Unfortunately, the report found there is still a long way to go when it comes to implementing best security practices. Employees themselves often leave the door open to attacks. Whether due to lack of education or policy enforcement, employees pick weak passwords, click on phishing links and share company information on social and public platforms.
For instance, out of three million user passwords analyzed, 50% of business users are still employing easily guessed passwords – the most common being, remarkably, “Password1.”
Most victim organizations still rely on third parties, customers, law enforcement or a regulatory body to notify them a breach has occurred – a worldwide security problem, Trustwave pointed out. In particular, businesses seem to be rapidly adopting an outsourced, third-party information technology operations model. A majority (63%) of investigations revealed a third party responsible for system support, development or maintenance, introduced security deficiencies easily exploited by hackers.
The results are alarming, however: about 64% of organizations attacked took more than 90 days to detect an intrusion, with the average time for detection being 210 days – 35 days longer than in 2011. Five percent took more than three years to identify the criminal activity.
Trustwave analyzed 450 global data breach investigations, more than 2,500 penetration tests, nine million web application attacks, two million network and vulnerability scans, five million malicious websites, and 20 billion e-mails, as well as extensive research and analysis of zero-day security threats to identify key trends in the threat landscape.
Attacks were discovered in 29 different countries, and the largest percentage (34.4%) originated in Romania.
Out of the 450 cases investigated in 2012, about 40 variations of malware were found. Trustwave attributed the 40 unique types of malware to six criminal groups. Three criminal teams caused the majority of credit card breaches. Russia and the US were the largest contributors when it comes to malware attacks, making up 39.4% and 19.7% of hosted malware, respectively.

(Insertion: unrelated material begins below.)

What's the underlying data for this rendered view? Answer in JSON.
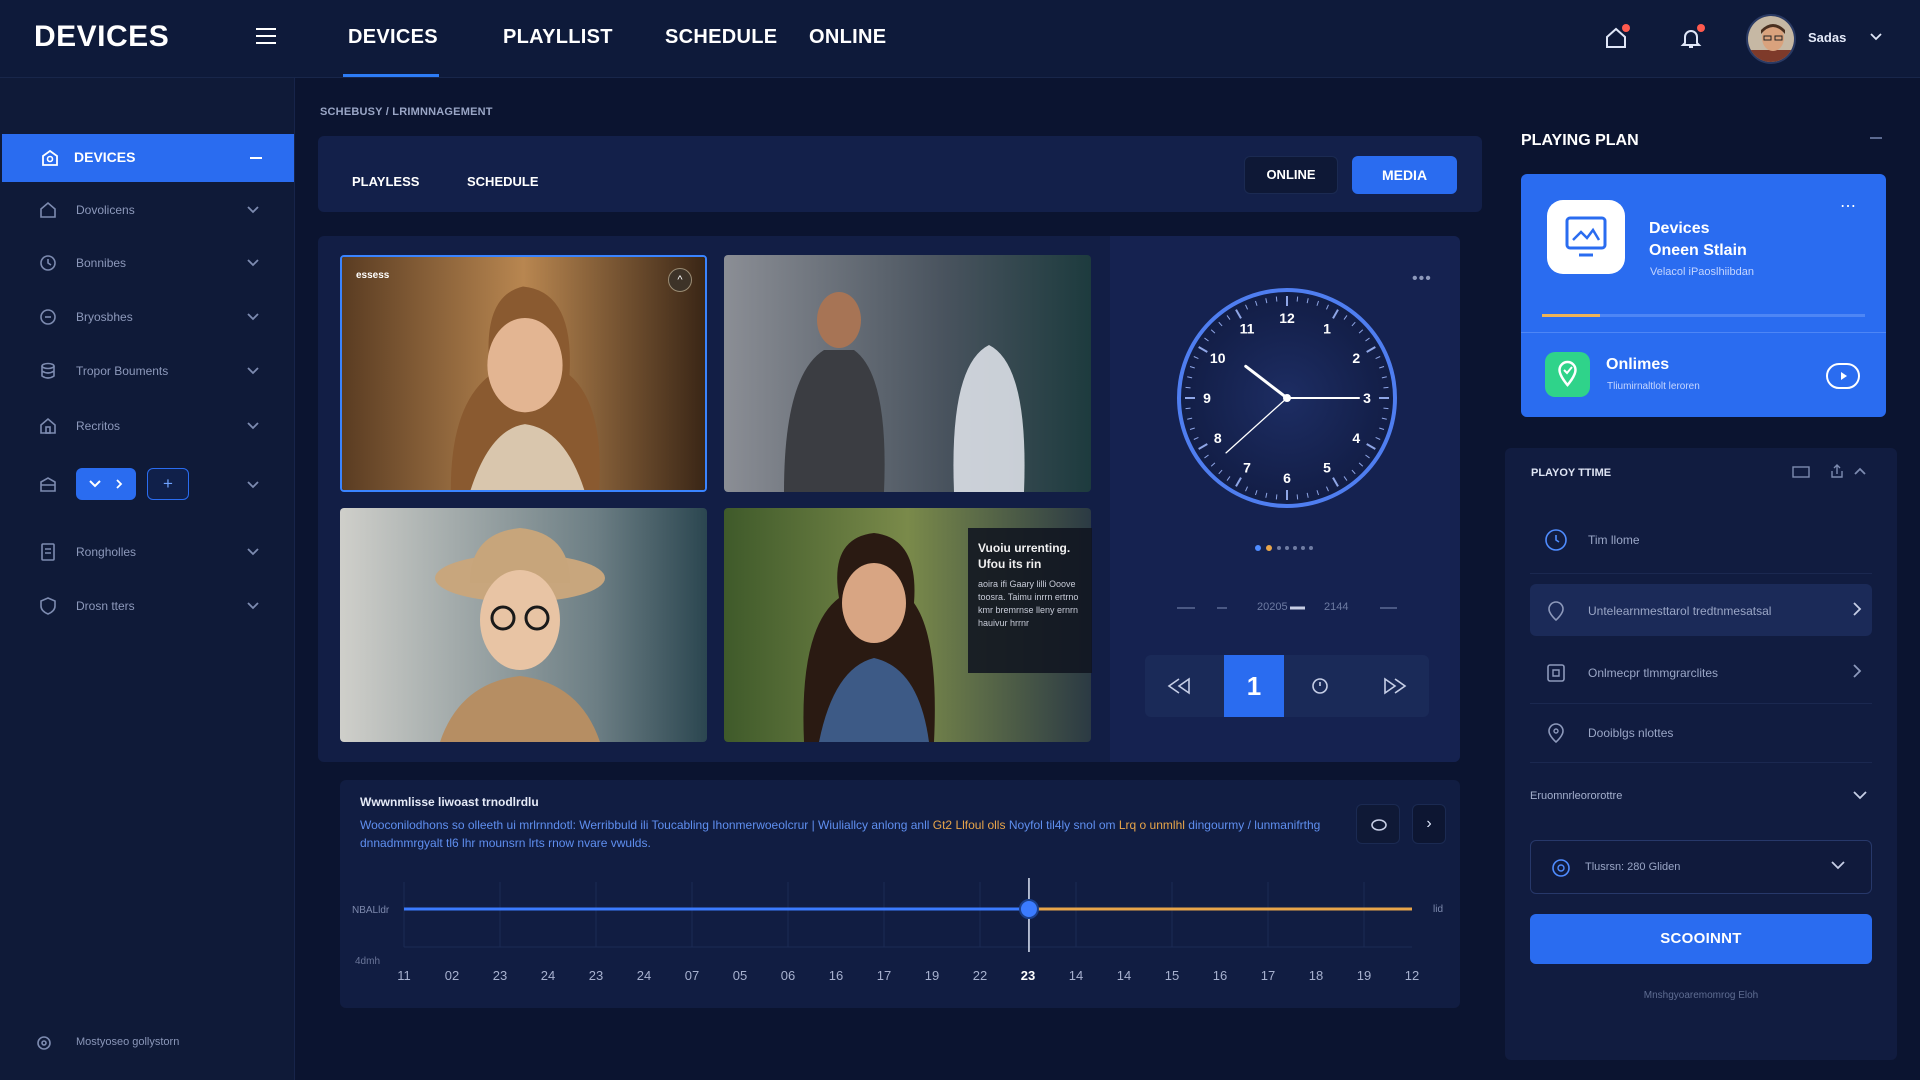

Mobile malware in particular is on the rise, increasing 400% in 2012. Malware found on Android devices grew from 50,000 to more than 200,000 samples.
Spam volume shrank in 2012 but still represents 75.2% of a typical organization’s inbound email, with roughly 10% of the mails being malicious.
“Cybercriminals will never stop trying to compromise systems to obtain valuable information such as customer and private user data, corporate trade secrets and payment card information,” added McCullen. “This year’s Global Security Report pulls back the curtain revealing how breaches happen and how potential victims around the world can protect themselves so that they stay one step ahead and eliminate potential security threats. After reading this report, businesses and government agencies will be one step closer to building a comprehensive security strategy to reduce risk, protect data and safeguard their reputation.”